What is required - Every line below that holds "auto" must be copied.

Data for review START

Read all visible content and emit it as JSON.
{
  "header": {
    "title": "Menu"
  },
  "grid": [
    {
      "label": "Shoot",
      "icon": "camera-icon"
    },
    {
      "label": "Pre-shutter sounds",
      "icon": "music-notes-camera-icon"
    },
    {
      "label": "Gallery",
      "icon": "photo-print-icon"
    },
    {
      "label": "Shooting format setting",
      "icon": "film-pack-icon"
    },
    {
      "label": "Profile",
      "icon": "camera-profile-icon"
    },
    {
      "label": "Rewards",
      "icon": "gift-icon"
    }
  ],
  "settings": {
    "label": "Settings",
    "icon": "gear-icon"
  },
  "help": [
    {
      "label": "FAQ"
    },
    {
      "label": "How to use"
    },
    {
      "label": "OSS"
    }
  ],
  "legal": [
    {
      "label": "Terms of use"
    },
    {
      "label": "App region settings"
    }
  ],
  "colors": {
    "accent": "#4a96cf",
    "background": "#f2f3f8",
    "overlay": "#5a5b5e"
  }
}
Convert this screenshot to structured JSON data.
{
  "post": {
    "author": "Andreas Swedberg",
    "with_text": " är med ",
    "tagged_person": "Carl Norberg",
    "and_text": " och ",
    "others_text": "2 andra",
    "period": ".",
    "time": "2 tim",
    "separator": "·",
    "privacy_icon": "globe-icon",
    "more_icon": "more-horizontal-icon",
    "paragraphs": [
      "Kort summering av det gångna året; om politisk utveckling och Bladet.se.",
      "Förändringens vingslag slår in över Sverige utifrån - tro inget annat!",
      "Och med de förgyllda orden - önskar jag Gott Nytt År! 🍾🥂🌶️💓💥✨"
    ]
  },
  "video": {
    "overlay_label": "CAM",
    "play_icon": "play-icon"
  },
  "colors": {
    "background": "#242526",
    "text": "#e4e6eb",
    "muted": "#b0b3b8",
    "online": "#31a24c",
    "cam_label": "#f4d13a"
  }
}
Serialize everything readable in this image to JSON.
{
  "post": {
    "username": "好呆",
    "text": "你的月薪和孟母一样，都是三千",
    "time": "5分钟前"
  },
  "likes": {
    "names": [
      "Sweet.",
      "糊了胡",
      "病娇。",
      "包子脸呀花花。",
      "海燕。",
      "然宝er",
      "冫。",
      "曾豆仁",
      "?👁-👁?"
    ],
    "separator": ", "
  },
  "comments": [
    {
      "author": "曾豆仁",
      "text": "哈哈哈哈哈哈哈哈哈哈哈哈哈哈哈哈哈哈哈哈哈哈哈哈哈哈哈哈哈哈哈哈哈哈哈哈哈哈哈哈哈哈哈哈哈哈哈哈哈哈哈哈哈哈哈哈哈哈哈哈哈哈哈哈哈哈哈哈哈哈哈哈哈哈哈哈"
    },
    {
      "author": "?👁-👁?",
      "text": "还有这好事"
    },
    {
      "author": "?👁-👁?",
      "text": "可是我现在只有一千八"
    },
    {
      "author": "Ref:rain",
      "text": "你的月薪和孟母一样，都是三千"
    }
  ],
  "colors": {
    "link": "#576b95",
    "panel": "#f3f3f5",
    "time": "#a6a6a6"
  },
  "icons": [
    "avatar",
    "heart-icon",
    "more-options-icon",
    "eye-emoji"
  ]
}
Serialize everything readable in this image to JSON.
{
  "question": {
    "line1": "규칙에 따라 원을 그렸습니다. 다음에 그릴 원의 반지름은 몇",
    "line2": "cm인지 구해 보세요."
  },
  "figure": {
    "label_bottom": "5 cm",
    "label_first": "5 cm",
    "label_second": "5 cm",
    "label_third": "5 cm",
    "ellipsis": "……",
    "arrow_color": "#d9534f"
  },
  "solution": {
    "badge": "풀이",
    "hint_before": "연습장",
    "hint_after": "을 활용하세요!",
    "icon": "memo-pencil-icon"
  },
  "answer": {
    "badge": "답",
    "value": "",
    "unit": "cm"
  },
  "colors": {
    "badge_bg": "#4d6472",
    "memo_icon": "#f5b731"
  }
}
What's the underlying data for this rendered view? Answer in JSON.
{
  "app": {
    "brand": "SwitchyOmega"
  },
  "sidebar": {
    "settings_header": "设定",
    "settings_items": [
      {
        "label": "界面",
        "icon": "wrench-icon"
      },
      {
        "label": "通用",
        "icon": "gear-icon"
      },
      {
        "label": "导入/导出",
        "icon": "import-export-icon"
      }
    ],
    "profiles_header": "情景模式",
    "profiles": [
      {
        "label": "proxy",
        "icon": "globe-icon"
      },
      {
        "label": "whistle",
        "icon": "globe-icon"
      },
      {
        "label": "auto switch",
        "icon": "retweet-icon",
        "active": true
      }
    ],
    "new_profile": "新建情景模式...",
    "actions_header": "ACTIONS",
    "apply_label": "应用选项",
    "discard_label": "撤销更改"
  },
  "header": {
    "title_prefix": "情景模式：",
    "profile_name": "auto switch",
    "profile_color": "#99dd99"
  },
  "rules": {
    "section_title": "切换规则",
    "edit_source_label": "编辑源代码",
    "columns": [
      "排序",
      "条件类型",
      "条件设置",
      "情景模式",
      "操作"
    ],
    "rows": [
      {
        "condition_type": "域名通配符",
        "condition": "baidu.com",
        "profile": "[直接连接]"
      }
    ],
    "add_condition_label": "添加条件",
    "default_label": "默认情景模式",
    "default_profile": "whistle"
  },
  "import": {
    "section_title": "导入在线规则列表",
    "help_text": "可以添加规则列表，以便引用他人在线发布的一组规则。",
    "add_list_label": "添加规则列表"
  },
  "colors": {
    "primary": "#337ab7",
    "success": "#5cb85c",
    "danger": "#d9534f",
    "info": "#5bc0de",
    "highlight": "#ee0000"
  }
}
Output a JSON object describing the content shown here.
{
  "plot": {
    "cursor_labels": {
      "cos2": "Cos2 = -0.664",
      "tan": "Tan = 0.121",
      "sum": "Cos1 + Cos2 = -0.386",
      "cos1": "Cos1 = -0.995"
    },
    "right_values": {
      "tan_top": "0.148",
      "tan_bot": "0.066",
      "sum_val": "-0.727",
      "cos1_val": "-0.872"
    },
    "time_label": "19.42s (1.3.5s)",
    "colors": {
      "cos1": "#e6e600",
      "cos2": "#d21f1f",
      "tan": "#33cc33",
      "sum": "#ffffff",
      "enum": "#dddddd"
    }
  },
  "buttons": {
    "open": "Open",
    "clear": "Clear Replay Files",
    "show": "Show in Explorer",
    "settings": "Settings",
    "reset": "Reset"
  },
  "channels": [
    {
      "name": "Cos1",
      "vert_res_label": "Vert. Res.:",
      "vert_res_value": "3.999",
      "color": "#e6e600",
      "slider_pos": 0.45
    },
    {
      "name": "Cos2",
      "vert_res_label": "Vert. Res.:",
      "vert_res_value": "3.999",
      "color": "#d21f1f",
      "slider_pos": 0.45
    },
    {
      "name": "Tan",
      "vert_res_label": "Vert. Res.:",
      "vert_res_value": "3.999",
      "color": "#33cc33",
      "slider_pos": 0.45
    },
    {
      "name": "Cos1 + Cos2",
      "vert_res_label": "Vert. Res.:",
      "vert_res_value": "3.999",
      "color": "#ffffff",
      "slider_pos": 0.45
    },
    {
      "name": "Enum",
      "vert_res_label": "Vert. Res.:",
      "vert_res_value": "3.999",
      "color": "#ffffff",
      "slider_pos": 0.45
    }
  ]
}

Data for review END

Written answer -
        "label": "auto switch",
    "profile_name": "auto switch",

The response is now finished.